== Given records ==

--- --- ---

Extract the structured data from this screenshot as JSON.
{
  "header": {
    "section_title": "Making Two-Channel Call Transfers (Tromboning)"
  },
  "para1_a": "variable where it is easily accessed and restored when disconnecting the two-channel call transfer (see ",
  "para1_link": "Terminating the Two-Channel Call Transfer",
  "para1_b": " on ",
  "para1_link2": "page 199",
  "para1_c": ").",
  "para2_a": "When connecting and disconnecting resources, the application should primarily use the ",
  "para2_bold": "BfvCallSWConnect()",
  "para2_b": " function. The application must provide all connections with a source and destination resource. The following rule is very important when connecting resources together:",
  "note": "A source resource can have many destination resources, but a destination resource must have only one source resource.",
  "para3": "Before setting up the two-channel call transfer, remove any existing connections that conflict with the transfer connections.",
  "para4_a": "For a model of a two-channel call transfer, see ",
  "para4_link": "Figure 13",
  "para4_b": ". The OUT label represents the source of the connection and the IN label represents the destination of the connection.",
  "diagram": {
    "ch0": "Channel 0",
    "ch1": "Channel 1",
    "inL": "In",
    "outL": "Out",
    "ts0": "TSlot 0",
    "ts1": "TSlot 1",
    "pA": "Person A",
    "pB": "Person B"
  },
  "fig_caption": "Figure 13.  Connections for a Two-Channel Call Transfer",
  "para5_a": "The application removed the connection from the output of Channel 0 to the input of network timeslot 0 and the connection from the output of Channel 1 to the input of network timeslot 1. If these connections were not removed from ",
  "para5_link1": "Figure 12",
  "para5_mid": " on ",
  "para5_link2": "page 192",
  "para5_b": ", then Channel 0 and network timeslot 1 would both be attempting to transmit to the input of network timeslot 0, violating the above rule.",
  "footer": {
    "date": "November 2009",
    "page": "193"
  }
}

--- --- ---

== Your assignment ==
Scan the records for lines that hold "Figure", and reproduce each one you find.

== Your solution ==
  "para4_link": "Figure 13",
  "fig_caption": "Figure 13.  Connections for a Two-Channel Call Transfer",
  "para5_link1": "Figure 12",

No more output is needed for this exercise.